§ Entries supplied
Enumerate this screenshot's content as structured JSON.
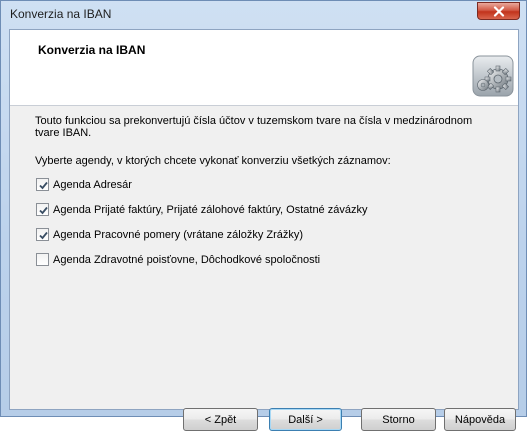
{
  "window": {
    "title": "Konverzia na IBAN"
  },
  "header": {
    "title": "Konverzia na IBAN",
    "icon": "gears-icon"
  },
  "content": {
    "description": "Touto funkciou sa prekonvertujú čísla účtov v tuzemskom tvare na čísla v medzinárodnom tvare IBAN.",
    "prompt": "Vyberte agendy, v ktorých chcete vykonať konverziu všetkých záznamov:",
    "agendas": [
      {
        "label": "Agenda Adresár",
        "checked": true
      },
      {
        "label": "Agenda Prijaté faktúry, Prijaté zálohové faktúry, Ostatné závázky",
        "checked": true
      },
      {
        "label": "Agenda Pracovné pomery (vrátane záložky Zrážky)",
        "checked": true
      },
      {
        "label": "Agenda Zdravotné poisťovne, Dôchodkové spoločnosti",
        "checked": false
      }
    ]
  },
  "buttons": {
    "back": "< Zpět",
    "next": "Další >",
    "cancel": "Storno",
    "help": "Nápověda"
  },
  "colors": {
    "frame": "#bcd2ec",
    "close_button": "#c2331c",
    "default_button_border": "#3c7fb1"
  }
}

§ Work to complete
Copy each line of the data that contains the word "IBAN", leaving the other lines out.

§ Answer box
    "title": "Konverzia na IBAN"
    "title": "Konverzia na IBAN",
    "description": "Touto funkciou sa prekonvertujú čísla účtov v tuzemskom tvare na čísla v medzinárodnom tvare IBAN.",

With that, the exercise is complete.